Free Pictures for Your Posts

Blog and social media posts with inviting or intriguing pictures create more interactions than those without. But finding just the right photo can be time-consuming.

In addition, just because something has been posted on the internet does not mean it is there for us to use. It’s a mistake that authors new to platform-building often make, usually just from not thinking the situation all the way through. That’s right, author-friends, intellectual property rights and laws are not just to protect us — they apply to artwork, song lyrics, and photographs, too.

But, fortunately for those of us who need to use a large number of photographs every month, there are some sites that provide free photographs that can be used in whatever manner you choose — without even crediting the photographer. That’s right — attractive, high-quality photographs with no strings attached.

My three current favorites are:

orange slices in clear liquid with bubblesAnd, in the event that you can’t find just what you want each of these sites is connected to a “for pay” site. Just be sure to check that the terms of use match the way you intend to use it.

Chances are since our topics are all fairly different from one another, there won’t be too much overlap in photo preferences. However, if you have seen an image you like, try to be considerate and choose another. And, if you find another, similar site, please share it in the comments below.

P.S. UPDATE:  Guess who just found a blog post with a bunch of new sources? (The fine print: I haven’t used any of these so be sure to read their licensing/terms of use.

Burst

Epicantus  This one is very cool — a photographer who is offering her “free time” work for free.

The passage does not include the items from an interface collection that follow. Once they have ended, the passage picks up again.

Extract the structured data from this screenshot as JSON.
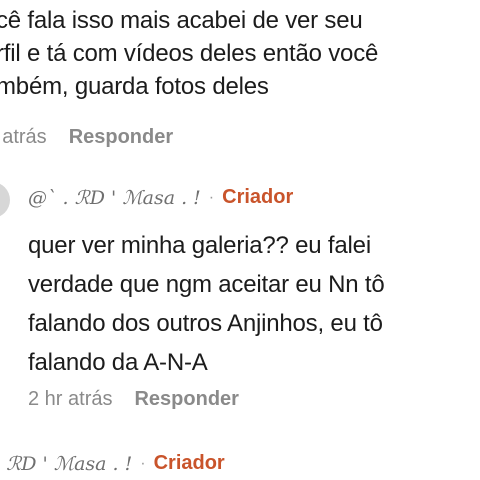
{
  "top_comment": {
    "text": "cê fala isso mais acabei de ver seu\nrfil e tá com vídeos deles então você\nmbém, guarda fotos deles",
    "time": "r atrás",
    "reply_label": "Responder"
  },
  "reply_comment": {
    "author": "@` . ℛD ' ℳasa . !",
    "separator": "·",
    "creator_badge": "Criador",
    "text": "quer ver minha galeria?? eu falei\nverdade que ngm aceitar eu Nn tô\nfalando dos outros Anjinhos, eu tô\nfalando da A-N-A",
    "time": "2 hr atrás",
    "reply_label": "Responder"
  },
  "next_comment": {
    "author": ". ℛD ' ℳasa . !",
    "separator": "·",
    "creator_badge": "Criador"
  },
  "colors": {
    "creator_accent": "#c9542b",
    "meta_gray": "#8a8a8a"
  }
}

Foodies Feed Take a wild guess.

Free Stocks

This post is getting a little long. Let’s move to More Free Pictures for You. See you there.